Still, there were moments that impressed everyone. Like Toy Soldiers and Mockingbird are deeply emotional and personal tracks where Em laid his heart bare. He touches on the topics of friendship and fatherhood in all his albums including this.
Multiple reviews point out that Encore was just a failed sequel of The Eminem Show, and very few appreciated the level of artistry he maintained. Rap Reviews published this response: “Nevertheless, “Encore” does prove one thing: that even half-trying, Eminem is still better than most of the rappers beside him with plenty of personality to spare. “Encore” actually imitates Eminem’s manic, moody personality, shifting as quick as his temper from “Puke” to “Crazy In Love,” or from “Mosh” to “Mockingbird.” Em spends half his time burning bridges and the other half rebuilding them. Overall the album is really just an encore of the manic-depressiveness you heard on “The Eminem Show.” It’s just more of that rambunctious, raving maniac insulting everyone within ear shot, but hey, isn’t that what you buy an Eminem album for anyway?”
Indeed, no matter how hard critics tried to criticise the album, Marshall played them all on his following albums, we know that now, five albums later. Encore has become a Slim Shady classic and has got platinum four times. On this record Marshall said whatever he deemed important without any fear to be forced out of the game. Many declared that he was just allowed more freedom because he was a “white” rapper, but we think that this is a result of his gift to hit the mark with every word. People exclaim “He’s naughty!”, but deep inside agree with his every sentence. He does not pretend, he is honest.
We do not see this album as the peak of his career. Yes, these beats are already familiar (Never Enough, Yellow Brick Road – we heard something similar on “8 Mile” soundtrack and it’s catchy) but admit that you feel goosebumps when Evil Deeds starts playing. Marshall’s lyrics on some tracks (Ass Like That and Puke) are not up to the standards of the talented hip hop artist. You expect to see powerful lyrics, but this is just not up to par. Until you hear Mosh or Like Toy Soldiers. The album is not consistent, some tracks just call to be skipped. However, we liked guest features (and we would like more of that). We have been missing this massive hip hop support for quite some time. Fyf, Dre, Nate… Featured guests: 10 out of 10.
Would this style be relevant nowadays, 15 years later? It’s difficult to say. Tastes and trends keep changing. However, it is clear that the album is worth remembering even after all these years.
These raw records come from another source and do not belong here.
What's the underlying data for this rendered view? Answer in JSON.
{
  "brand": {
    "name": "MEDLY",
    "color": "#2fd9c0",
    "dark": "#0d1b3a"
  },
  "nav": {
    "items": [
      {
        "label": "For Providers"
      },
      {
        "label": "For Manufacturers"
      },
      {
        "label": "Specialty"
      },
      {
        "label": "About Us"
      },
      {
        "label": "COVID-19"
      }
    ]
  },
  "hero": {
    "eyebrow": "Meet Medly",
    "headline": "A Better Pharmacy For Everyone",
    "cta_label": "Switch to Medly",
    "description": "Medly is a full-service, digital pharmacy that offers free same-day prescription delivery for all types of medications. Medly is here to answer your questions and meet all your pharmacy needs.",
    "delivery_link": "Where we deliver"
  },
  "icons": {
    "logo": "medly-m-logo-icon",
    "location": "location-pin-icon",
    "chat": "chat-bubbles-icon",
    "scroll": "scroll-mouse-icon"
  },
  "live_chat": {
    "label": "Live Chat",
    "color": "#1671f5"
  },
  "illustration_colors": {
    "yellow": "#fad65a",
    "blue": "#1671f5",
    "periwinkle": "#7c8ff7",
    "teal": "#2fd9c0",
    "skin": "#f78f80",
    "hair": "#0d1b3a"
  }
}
I wonder if there are people who appreciate Encore strongly enough to consider it the best work in Marshall’s career.